When buying fresh-cut flowers from a florist, you usually receive a tiny packet of powder or liquid along with your bouquet. This packet is a preservative, which is designed to make your flowers last. Flower preservatives typically contain three main ingredients that ensure the flowers can take up water and provide food that they can no longer produce themselves.
Flowers get what they need from the plant while they grow, but when cut from the plant, they no longer have this supply of nutrients. Preservative packets contain everything a cut flower needs to stay fresh and bright in your vase. Homemade recipes that include aspirin, wine or pennies often will not make your flowers last longer.
Flowers require sugar to maintain color and fragrance. When they are growing, they get sugar from the leaves, where it is produced during photosynthesis. Once they are cut, their supply of sugar is gone and the flowers quickly wilt and die. Flower preservatives typically include dextrose, not table sugar, which the cut stem draws up and transfers to the buds and flower.
Flower preservatives use biocides like chlorine or bromine to control the growth of bacteria on the cut flowers. All flower stems have bacteria, fungi and other organisms on them. These feed on the sugar which is in the flower and then they multiply. These organisms can block the ends of the stem, making it impossible for the flower to take up water it needs to survive. Without a biocide, the life of your flowers is shortened very quickly.

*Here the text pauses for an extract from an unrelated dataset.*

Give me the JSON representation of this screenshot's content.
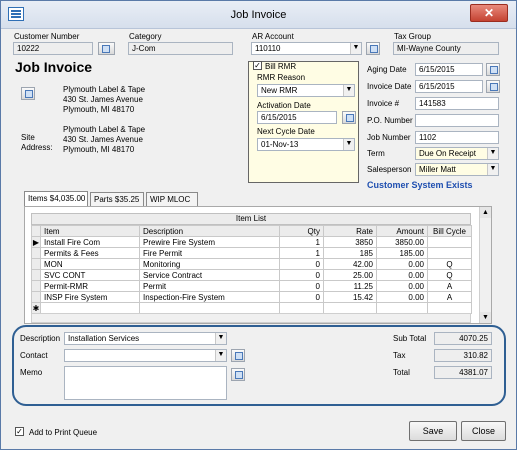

An acidifier makes the pH of the water closer to that of the flower's cell sap. Most tap water is alkaline, which reduces the life of cut flowers. The flowers take up more water if the pH level is around 3.5, so preservative packets include a mild acid like citric acid to acidify the fresh water you put in the vase. The acidifier also stabilizes the flower's pigment, keeping its bright color.
Tips to Make Flowers Last
In addition to using preservative packets, you can help your flowers last by doing a few other things like trimming the ends of your flowers before putting them in a vase. The ends of the flower stems will become plugged with bacteria and other organisms in the time between cutting and putting them in water. By trimming the ends, you reopen the ends so that the flowers can take up the water and preservative. Check the water in the vase daily and add water and preservative when it is low. Hot and cold drafts can increase water loss, so keep the flowers away from direct heat sources and fans. Do not store your flowers with fruit such as apples, which produce a hormone that causes flowers to age more rapidly.
Renee Miller began writing professionally in 2008, contributing to websites and the "Community Press" newspaper. She is co-founder of On Fiction Writing, a website for writers. Miller holds a diploma in social services from Clarke College in Belleville, Ontario.